2013-06-07

Vintage stuff from my days of 320x200-pixel 256-color VGA

It was the end of 1993. The peak time of the 320x200-pixel, 256-color VGA.  Around that time the world saw some legendary game releases such as Doom and Prince of Persia 2.  The year before that, we had seen Wolfenstein 3D and Indiana Jones and the Fate of Atlantis. Wing Commander and Wing Commander II had already been released as early as 1990 and 1991 respectively. Most of those games were raster-graphics-based. Wolfenstein 3D was a weird thing that we did not quite know whether to call it raster-based or vector-based;  Doom looked rather vector-based, so it was beginning to seem that vector graphics might be the way of the future; but when Lucas Arts released Star Wars: X-Wing, even the slightest doubt went away.

My available time for experimentation with vector graphics was limited, since I was attending classes at the University and holding a full time job, but I managed to put a few demos together. In order to run these demos today one would need a DOS emulator, but I will spare the reader from that hassle, by providing short videos of the demos instead. (Each video is only a few seconds long.)

It is worth noting that all these demos are DOS applications and they are not making use of any ready-made graphics libraries. A direct BIOS call puts the graphics adapter in 320x200x256 mode, (regular scan lines instead of the exotic Mode X,) and from that moment on it is just routines entirely written by me in 80386 assembly and C++ directly accessing the video RAM.  Rendering is done top to bottom, left to right, which is inadvisable because it increases contention with video readout by the VGA hardware, but I did not care about that yet, I wanted to first get everything to work correctly before tweaking things to squeeze the maximum performance out of it.

Distortions, jaggedness, and / or fuzziness that you might observe in the following videos are mostly due to the imprecise nature of interpolation via integer arithmetic. The skips that you will notice in the movement are to an extent due to the emulation of a DOS-era system under modern Windows, and mostly, due to the video capturing process. Natively, the demos used to run as smoothly as silk.

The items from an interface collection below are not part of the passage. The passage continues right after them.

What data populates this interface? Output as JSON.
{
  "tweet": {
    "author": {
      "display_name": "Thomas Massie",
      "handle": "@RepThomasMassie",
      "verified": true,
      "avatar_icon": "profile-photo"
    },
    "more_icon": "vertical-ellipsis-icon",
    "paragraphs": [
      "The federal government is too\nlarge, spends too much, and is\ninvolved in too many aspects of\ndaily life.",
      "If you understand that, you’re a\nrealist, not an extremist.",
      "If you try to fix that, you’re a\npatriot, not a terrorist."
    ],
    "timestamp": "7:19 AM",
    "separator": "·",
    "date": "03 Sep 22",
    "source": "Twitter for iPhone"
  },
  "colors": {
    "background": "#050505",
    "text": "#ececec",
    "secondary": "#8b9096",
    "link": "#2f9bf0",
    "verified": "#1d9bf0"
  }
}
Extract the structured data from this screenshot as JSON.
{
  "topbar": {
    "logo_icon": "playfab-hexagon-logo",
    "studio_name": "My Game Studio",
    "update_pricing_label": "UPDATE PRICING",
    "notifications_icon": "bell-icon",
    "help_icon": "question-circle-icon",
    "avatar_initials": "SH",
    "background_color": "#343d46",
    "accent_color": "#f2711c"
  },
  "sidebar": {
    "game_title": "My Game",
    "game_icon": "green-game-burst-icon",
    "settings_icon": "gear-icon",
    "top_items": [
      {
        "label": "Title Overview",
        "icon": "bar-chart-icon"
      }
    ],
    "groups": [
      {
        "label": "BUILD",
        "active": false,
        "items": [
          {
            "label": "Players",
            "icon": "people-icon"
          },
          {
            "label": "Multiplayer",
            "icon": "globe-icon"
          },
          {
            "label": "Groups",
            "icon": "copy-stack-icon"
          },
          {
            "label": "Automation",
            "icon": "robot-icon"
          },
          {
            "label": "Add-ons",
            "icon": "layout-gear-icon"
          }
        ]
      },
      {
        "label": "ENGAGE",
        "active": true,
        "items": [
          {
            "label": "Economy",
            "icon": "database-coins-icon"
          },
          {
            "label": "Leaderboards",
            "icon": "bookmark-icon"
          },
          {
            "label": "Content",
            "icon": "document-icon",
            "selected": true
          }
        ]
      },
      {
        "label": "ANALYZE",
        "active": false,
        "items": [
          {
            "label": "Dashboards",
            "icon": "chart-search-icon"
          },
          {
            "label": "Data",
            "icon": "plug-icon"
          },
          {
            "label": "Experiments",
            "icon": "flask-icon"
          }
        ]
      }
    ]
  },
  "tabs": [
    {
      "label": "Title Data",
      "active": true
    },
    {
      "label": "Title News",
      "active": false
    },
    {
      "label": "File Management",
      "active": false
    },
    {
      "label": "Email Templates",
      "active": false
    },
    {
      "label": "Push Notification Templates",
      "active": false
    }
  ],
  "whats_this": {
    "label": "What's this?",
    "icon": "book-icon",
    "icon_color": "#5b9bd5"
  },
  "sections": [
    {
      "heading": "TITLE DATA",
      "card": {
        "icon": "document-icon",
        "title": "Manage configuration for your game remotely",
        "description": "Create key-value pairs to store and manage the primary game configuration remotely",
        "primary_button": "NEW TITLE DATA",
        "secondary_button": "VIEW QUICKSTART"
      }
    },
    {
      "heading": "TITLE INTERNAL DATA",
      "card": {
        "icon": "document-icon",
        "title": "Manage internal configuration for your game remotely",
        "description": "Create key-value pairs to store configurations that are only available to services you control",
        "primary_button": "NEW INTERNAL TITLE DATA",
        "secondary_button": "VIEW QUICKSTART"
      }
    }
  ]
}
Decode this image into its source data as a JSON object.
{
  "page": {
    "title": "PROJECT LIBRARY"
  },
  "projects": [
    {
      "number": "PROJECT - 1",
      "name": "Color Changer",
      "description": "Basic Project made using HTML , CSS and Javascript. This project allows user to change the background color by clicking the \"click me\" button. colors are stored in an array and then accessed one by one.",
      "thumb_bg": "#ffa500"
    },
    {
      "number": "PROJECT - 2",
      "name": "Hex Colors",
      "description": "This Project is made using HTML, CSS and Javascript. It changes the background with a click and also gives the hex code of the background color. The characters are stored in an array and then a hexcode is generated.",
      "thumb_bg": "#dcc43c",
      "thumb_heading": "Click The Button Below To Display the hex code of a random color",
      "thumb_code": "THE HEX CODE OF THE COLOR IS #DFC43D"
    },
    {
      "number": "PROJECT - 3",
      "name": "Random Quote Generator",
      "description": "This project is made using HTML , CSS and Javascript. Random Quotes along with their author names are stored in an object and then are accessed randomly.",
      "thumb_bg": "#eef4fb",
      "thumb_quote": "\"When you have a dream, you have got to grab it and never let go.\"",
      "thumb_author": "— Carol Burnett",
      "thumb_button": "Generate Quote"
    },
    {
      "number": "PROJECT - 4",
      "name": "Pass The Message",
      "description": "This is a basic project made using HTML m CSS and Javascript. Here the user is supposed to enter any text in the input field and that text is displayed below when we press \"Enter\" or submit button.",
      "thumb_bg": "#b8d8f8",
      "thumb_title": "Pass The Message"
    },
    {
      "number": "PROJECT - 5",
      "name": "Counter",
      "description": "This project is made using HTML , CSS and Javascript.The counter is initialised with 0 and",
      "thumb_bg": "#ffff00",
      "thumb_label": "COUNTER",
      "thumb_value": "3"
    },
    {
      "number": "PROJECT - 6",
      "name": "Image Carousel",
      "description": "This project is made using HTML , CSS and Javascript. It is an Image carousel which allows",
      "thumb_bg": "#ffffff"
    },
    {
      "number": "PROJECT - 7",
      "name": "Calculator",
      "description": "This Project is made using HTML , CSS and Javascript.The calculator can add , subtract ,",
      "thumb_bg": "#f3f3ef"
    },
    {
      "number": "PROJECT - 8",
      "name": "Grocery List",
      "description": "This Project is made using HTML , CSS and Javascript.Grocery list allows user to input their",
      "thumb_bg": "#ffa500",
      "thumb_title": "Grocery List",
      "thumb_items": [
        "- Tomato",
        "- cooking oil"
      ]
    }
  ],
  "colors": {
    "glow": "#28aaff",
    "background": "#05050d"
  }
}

I found a way to do interpolation by addition and extraction of the high-order word, (division by 65536,) which is essentially fixed point real number arithmetic. This has the advantage of not requiring a comparison and a conditional jump within the interpolation loop: the only jump is the loop jump. This would be even more advantageous on modern hardware, (if we were still doing vector graphics on the CPU, which we don't,) since it would not cause branch prediction to fail once every few pixels. Still, even back then, the fewer instructions made a considerable difference.

Text Scrolling and bitmap scaling


This is the very first demo that I ever made.  It might seem childish nowadays, but believe me, back then, to get something like this to run so fast, it was something.


Bitmap Rotation and Scaling


The following demo shows rotation and scaling of a bitmap. The underlying algorithm performs line interpolations across the source bitmap to visit the pixels that it copies to the video RAM.




2013-06-05

A few samples of my work on Darkfall Online

The development of a game like Darkfall Online in a country like Greece was a rather unlikely thing to happen, so I consider myself very lucky that it happened and that I was part of it.  Here is the wikipedia page for the game: https://en.wikipedia.org/wiki/Darkfall

The funding came from a Greek-Libyan family which has made enough money out of oil-related construction to be able to afford the luxury of investing on something fun, rather than on something with a high ROI, or even a guaranteed ROI. Thus Razorwax, a promising team of Norwegians some of whom were already published in the gaming industry, was brought to Greece to build Darkfall.  I was the first Greek programmer hired, and I worked primarily on the GUI of the game. I stayed with the company for about a year after the game was released.

Me at Aventurine, in 2004. Click to enlarge.
What follows is a rough diagram of the design of the GUI that I built for Darkfall: The graphics engine (written by a colleague in C++) provided me with just two asynchronous primitives, one for drawing textures, and one for drawing text. The layer we called middleware (written by another colleague, also in C++) provided me with the functionality of the "GetTextExtents" Win32 GDI function, and with an interface to the browser window (encapsulated instances of Microsoft Internet Explorer.)